Coal Tattoo

Conductivity: A looming problem for coal, WVDEP

Share This Article
dunkarddischarge.jpg

A mine discharge along Dunkard Creek along the West Virginia-Pennsylvania border. Photo from Dunkard Creek Watershed Association.

My lengthy story in your Sunday Gazette-Mail tried to explain some of underlying water pollution problems that may have helped lead to the massive fish kill that has devastated Dunkard Creek up in North-Central West Virginia.

But I’m afraid it only scratched the surface of a huge, looming problem for the coal industry and for the West Virginia Department of Environmental Protection.

It’s called conductivity, and it’s a measure of how well a stream or creek conducts an electrical charge. But it is also an indicator of the amount of dissolved solids — chlorides, sulfates and the like — that are in water. These things can kill aquatic life.

And across the coal-mining counties of West Virginia, they are a big problem that WVDEP hasn’t even begun to try to deal with in any comprehensive way.

In Sunday’s story, I mentioned a letter that Derek Teaney, a lawyer with the Appalachian Center for the Economy and the Environment, had sent to WVDEP to comment on the agency’s plan for cleaning up the pollution problems in Dunkard Creek. Among other things, Derek pointed out that WVDEP knows that Dunkard Creek has a conductivity problem, but did not propose any fix for that problem.

Derek also pointed out that WVDEP has done exactly the same thing when writing stream cleanup plans for  other watersheds: The Upper Kanawha, the Gauley and the Coal.  In each case, WVDEP officials said they lacked enough information to include any fix for conductivity problems in the cleanup plans, called Total Maximum Daily Loads, or TMDLs.

According to Derek’s letter, written on behalf of the Sierra Club and the West Virginia Rivers Coalition, said:

WVDEP has still neither developed a TMDL for these streams nor created a plan to do so. WVDEP may not continue to delay the development of ionic toxicity TMDLs indefinitely or for unsupported reasons.

In fact, the U.S. Environmental Protection Agency has pointed to elevated conductivity downstream from valley fills in objecting to the issuance of new mountaintop removal mining permits, and explained:

“Recent data and analysis have revealed that downstream water quality impacts have not been adequately addressed by the permit, especially in light of clear evidence that effluent from valley fill sedimentation ponds is very likely to elevate conductivity and thus negatively affect healthy aquatic communities.”

EPA Administrator Lisa P. Jackson herself mentioned this problem in an interview with National Public Radio:

And it is true that much of the science shows that when you have a lot of, when you start to see a preponderance of stream miles filled in, you start to see higher conductivity levels, which is indicative of higher suspended solids, which starts to effect the aquatic ecosystems sort of from the bottom up.  And so activists and people who live in the area have raised concerns about why this practice had been allowed to continue.

And in fact, WVDEP outlined its own concerns about this problem in its most recent statewide water quality monitoring report, finalized last year:

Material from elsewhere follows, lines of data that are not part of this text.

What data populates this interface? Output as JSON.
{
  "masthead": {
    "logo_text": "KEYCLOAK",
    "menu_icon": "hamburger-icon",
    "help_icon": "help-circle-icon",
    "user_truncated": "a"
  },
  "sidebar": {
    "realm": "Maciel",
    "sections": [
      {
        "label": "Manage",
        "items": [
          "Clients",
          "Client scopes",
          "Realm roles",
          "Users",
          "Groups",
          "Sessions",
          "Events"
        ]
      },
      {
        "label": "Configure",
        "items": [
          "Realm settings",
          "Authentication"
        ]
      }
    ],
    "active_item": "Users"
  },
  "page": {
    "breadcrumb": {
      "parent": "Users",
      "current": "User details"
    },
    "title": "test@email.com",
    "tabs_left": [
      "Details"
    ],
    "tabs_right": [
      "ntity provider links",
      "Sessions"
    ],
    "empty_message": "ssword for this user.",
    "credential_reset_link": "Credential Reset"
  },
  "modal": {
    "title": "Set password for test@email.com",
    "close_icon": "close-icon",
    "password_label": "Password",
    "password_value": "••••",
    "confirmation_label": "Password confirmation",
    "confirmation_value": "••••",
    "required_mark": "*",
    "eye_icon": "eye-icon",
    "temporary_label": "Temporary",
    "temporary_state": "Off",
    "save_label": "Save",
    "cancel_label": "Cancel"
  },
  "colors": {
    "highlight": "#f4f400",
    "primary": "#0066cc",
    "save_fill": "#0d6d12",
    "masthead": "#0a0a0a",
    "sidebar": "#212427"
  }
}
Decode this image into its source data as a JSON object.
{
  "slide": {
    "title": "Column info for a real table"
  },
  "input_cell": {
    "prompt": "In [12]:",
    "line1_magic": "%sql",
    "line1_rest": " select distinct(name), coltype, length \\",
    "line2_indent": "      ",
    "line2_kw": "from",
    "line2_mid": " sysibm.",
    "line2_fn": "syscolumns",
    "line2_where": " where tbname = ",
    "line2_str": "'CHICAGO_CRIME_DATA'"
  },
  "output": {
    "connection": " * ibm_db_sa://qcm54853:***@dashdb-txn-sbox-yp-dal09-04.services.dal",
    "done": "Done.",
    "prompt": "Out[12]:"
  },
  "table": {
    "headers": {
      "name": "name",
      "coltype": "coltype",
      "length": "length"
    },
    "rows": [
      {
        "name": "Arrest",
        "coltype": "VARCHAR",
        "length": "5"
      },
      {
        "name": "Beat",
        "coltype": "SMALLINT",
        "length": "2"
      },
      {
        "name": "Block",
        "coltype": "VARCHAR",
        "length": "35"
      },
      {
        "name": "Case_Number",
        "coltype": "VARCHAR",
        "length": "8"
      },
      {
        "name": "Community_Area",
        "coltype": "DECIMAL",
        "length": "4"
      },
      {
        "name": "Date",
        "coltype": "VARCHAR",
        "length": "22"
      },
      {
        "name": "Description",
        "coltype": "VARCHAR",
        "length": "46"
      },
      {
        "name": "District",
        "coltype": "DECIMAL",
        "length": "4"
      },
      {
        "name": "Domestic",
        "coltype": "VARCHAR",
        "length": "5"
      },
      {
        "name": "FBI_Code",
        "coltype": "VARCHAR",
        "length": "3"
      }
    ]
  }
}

[A]ll of the biologically impaired streams with “mining” identified as the source have undergone stressor identification in a TMDL development process. For each stream, the stressor identification process has identified ionic toxicity as a significant stressor … In each case, water quality data indicates elevated conductivity and sulfates contributed by mining discharges. Additionally, land use in affected watersheds is overwhelmingly dominated by mining activities.

As with the pollution problems on Dunkard Creek that pre-dated this month’s terrible fish kill, WVDEP knows about this issue … stay tuned to see what, if anything, the agency decides to do about it.